Forum Springer Astron. Astrophys.
Forum Whats New Search Orders

Astron. Astrophys. 322, 311-319 (1997)

Previous Section Next Section Title Page Table of Contents

1. Introduction

Solar activity study has been developed in several ways over the years. Among them, the sunspot variability has been greatly investigated because data go back to the year 1610. The long-term spot series shows an average cycle length of 11.1 years (Schwabe cycle), with a standard deviation of 0.26 year. However, Maunder's Minimum (interval with quasi-suppressed spot appearance: 1645-1705; Ribes & Nesme-Ribes 1993; Hoyt, Schatten & Nesmes-Ribes 1993; Eddy 1976) and several ancient periods inferred from solar proxy-data suggest, from the reduced activity, that the Sun exhibits quasi-periodic or intermittent behaviour. The former interpretation allows us to ascribe activity cycle anomalies to a stochastic process, while the latter pertains to the deterministic chaos. The matter is still controversial (e.g., Weiss 1990; Price et al. 1992; Rozelot 1995, among others). Hence, investigation of solar activity phenomena in terms of stochastic behaviour cannot be rejected and offers useful clues for the understanding of solar-type stars.

Several aspects of the 11-year solar-activity cycle were examined in the past. Without reviewing this long series of works, we only notice that, by examining measurements of the green line (Fe XIV, 5303 [FORMULA]) intensity of the solar corona ordered in heliographic latitudinal belts, Gnevyshev (1963) claimed the existence of a dual-peak structure for the coronal activity maximum of the [FORMULA] cycle. The first peak was observed near the sunspot number maximum (1957) and involved the medium and high heliographic latitudes (maximum intensity at [FORMULA]); the second one occurred about two years later at low latitudes only (maximum at [FORMULA]). Similar results from other activity parameters (such as radio emission, sunspot areas, chromospheric and proton flares) and extended to past cycles reinforced the idea that, during each 11-year cycle, there is a splitting of the activity maximum in all the solar atmospheric layers. Two waves of activity, partly superimposed in time, were invoked (Gnevyshev 1967, 1977 and references therein) to explain this long-term trend.

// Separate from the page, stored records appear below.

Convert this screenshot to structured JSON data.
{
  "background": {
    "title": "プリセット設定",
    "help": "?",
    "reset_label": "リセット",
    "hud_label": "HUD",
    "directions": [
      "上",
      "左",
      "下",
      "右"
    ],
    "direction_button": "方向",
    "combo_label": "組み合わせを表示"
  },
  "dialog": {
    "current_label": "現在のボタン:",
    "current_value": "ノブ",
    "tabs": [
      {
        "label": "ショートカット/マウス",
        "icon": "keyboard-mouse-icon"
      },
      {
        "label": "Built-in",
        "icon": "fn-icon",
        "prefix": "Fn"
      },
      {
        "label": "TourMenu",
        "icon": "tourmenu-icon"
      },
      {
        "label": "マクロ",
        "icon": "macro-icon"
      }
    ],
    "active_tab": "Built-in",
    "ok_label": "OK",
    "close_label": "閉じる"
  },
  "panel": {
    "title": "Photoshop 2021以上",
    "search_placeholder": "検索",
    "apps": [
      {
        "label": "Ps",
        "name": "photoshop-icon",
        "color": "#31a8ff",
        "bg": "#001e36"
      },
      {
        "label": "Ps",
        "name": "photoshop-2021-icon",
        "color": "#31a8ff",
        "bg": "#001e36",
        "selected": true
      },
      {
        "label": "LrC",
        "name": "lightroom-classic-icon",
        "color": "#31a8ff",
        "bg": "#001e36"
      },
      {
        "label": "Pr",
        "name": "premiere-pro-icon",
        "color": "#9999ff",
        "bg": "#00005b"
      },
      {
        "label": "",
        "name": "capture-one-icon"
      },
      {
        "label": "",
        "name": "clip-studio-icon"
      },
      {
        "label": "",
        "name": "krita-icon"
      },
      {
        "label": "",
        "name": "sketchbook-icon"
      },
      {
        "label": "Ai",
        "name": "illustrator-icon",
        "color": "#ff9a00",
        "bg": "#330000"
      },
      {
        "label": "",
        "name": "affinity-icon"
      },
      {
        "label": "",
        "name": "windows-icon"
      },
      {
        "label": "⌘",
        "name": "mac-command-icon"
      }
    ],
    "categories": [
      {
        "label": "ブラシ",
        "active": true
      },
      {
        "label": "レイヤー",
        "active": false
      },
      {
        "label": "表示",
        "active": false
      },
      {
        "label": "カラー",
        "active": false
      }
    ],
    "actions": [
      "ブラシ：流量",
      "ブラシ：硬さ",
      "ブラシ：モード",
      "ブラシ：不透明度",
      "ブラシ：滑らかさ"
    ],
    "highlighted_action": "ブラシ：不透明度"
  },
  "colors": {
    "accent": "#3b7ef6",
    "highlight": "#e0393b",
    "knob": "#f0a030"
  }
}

In a review paper by Sýkora (1980) the isophote charts of the green corona brightness (derived from homogenized data of various coronal observatories) were published for cycles 18 to 20. It was easier to describe the outstanding coronal activity in terms of large well-isolated impulses (not necessarily in phase in both solar hemispheres) rather than in terms of two activity waves. The phenomenon was connected with the processes involved in the development of large and complex active regions (Bumba & Howard 1965). Moreover, Antalová & Gnevyshev (1983) published similar charts for sunspot areas (1874-1976 years), recognizing the possible existence of more peaks during a cycle (often a third peak). On the other hand, Mikhailutsa & Gnevyshev (1988) showed that for cycle 21 there exists a link between the double peak of the green corona activity cycle and the coronal magnetic energy maxima. The same cycle was investigated by Obridko & Shelting (1992), showing a relationship between the cyclic variation of the global heliomagnetic field (see also Sect. 5) and the one of several solar-geophysical parameters.

Moreover, recent studies on cosmic rays (Nagashima et al. 1991; Storini 1995; Storini & Pase 1995; Sýkora & Storini 1996; Storini et al. 1996) and geomagnetic activity (Gonzalez et al. 1990; Clúa de Gonzalez et al. 1994) recall the reliability of Gnevyshev's dual-peak in the heliospheric parameters.

Hence, the necessity for a better understanding of the 11-year cycles is emerging not only for solar and stellar structure studies but also for solar-terrestrial physics. This paper describes part of an ongoing investigation into the subject looking at the Sun as a star, i.e. neglecting the latitudinal distribution of activity centers (see Feminella & Storini 1996 for preliminary results).

Previous Section Next Section Title Page Table of Contents

© European Southern Observatory (ESO) 1997

Online publication: June 30, 1998